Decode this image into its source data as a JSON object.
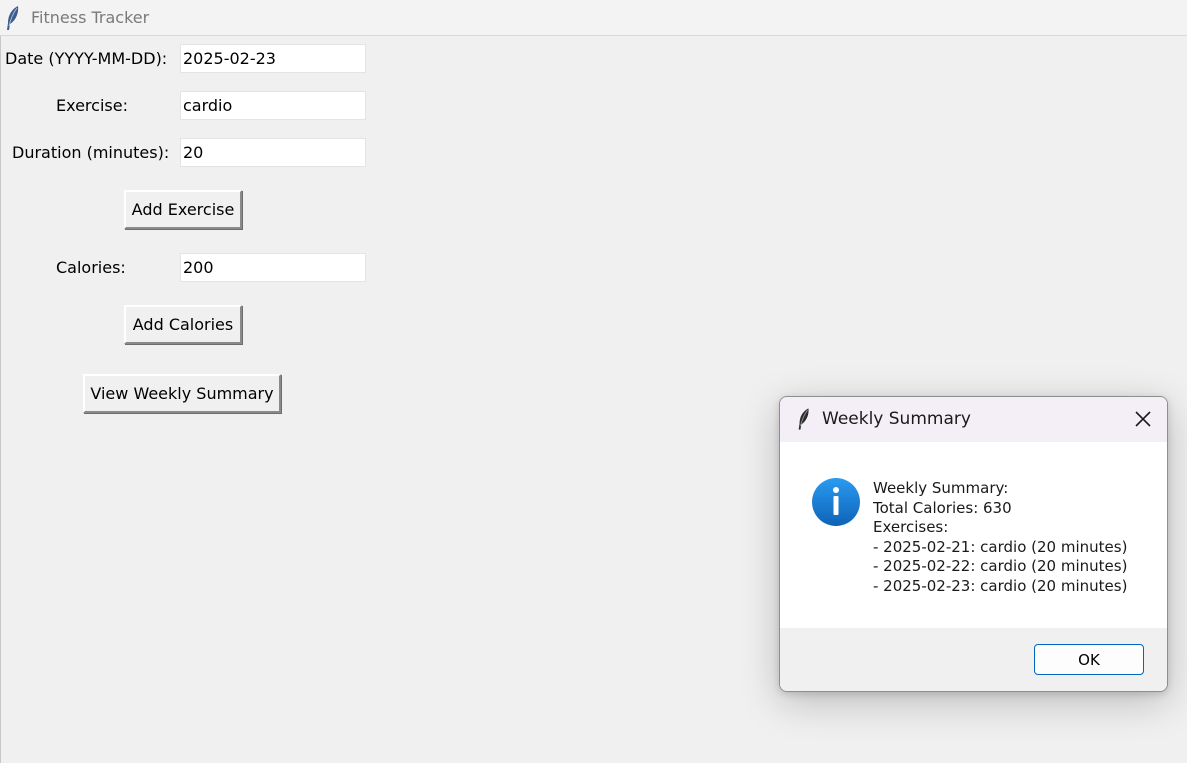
{
  "window": {
    "title": "Fitness Tracker"
  },
  "form": {
    "date_label": "Date (YYYY-MM-DD):",
    "date_value": "2025-02-23",
    "exercise_label": "Exercise:",
    "exercise_value": "cardio",
    "duration_label": "Duration (minutes):",
    "duration_value": "20",
    "add_exercise_label": "Add Exercise",
    "calories_label": "Calories:",
    "calories_value": "200",
    "add_calories_label": "Add Calories",
    "view_summary_label": "View Weekly Summary"
  },
  "dialog": {
    "title": "Weekly Summary",
    "message_lines": [
      "Weekly Summary:",
      "Total Calories: 630",
      "Exercises:",
      "- 2025-02-21: cardio (20 minutes)",
      "- 2025-02-22: cardio (20 minutes)",
      "- 2025-02-23: cardio (20 minutes)"
    ],
    "ok_label": "OK"
  },
  "colors": {
    "accent": "#0067c0",
    "info_icon": "#1a7fd4",
    "window_bg": "#f0f0f0",
    "dialog_title_bg": "#f4eff6"
  },
  "icons": {
    "app": "feather-icon",
    "dialog_app": "feather-icon",
    "close": "close-icon",
    "info": "info-icon"
  }
}
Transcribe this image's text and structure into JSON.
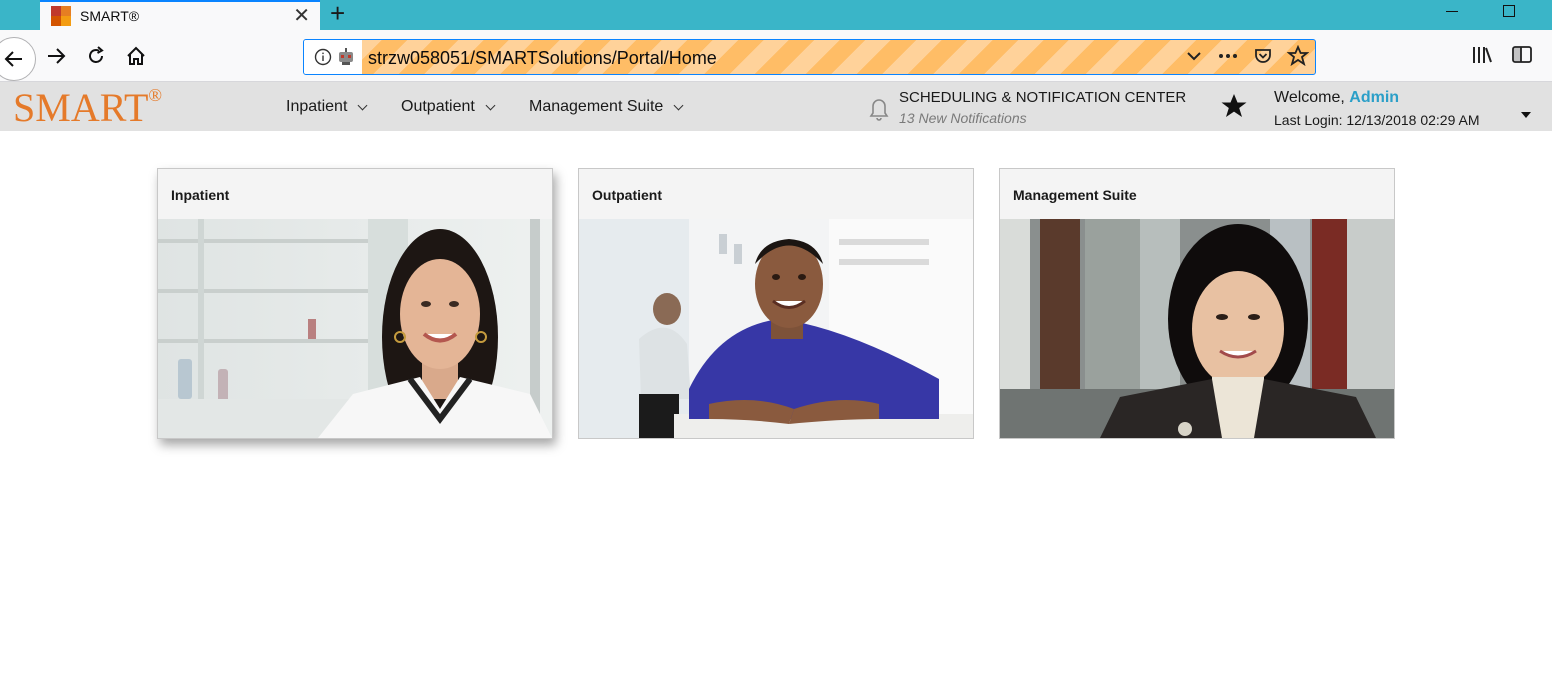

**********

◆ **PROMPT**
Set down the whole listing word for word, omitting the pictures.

◆ **REPLY**
Decode this image into its source data as a JSON object.
{
  "window": {
    "title": "Fitness Tracker"
  },
  "form": {
    "date_label": "Date (YYYY-MM-DD):",
    "date_value": "2025-02-23",
    "exercise_label": "Exercise:",
    "exercise_value": "cardio",
    "duration_label": "Duration (minutes):",
    "duration_value": "20",
    "add_exercise_label": "Add Exercise",
    "calories_label": "Calories:",
    "calories_value": "200",
    "add_calories_label": "Add Calories",
    "view_summary_label": "View Weekly Summary"
  },
  "dialog": {
    "title": "Weekly Summary",
    "message_lines": [
      "Weekly Summary:",
      "Total Calories: 630",
      "Exercises:",
      "- 2025-02-21: cardio (20 minutes)",
      "- 2025-02-22: cardio (20 minutes)",
      "- 2025-02-23: cardio (20 minutes)"
    ],
    "ok_label": "OK"
  },
  "colors": {
    "accent": "#0067c0",
    "info_icon": "#1a7fd4",
    "window_bg": "#f0f0f0",
    "dialog_title_bg": "#f4eff6"
  },
  "icons": {
    "app": "feather-icon",
    "dialog_app": "feather-icon",
    "close": "close-icon",
    "info": "info-icon"
  }
}
Transcribe this image's text and structure into JSON.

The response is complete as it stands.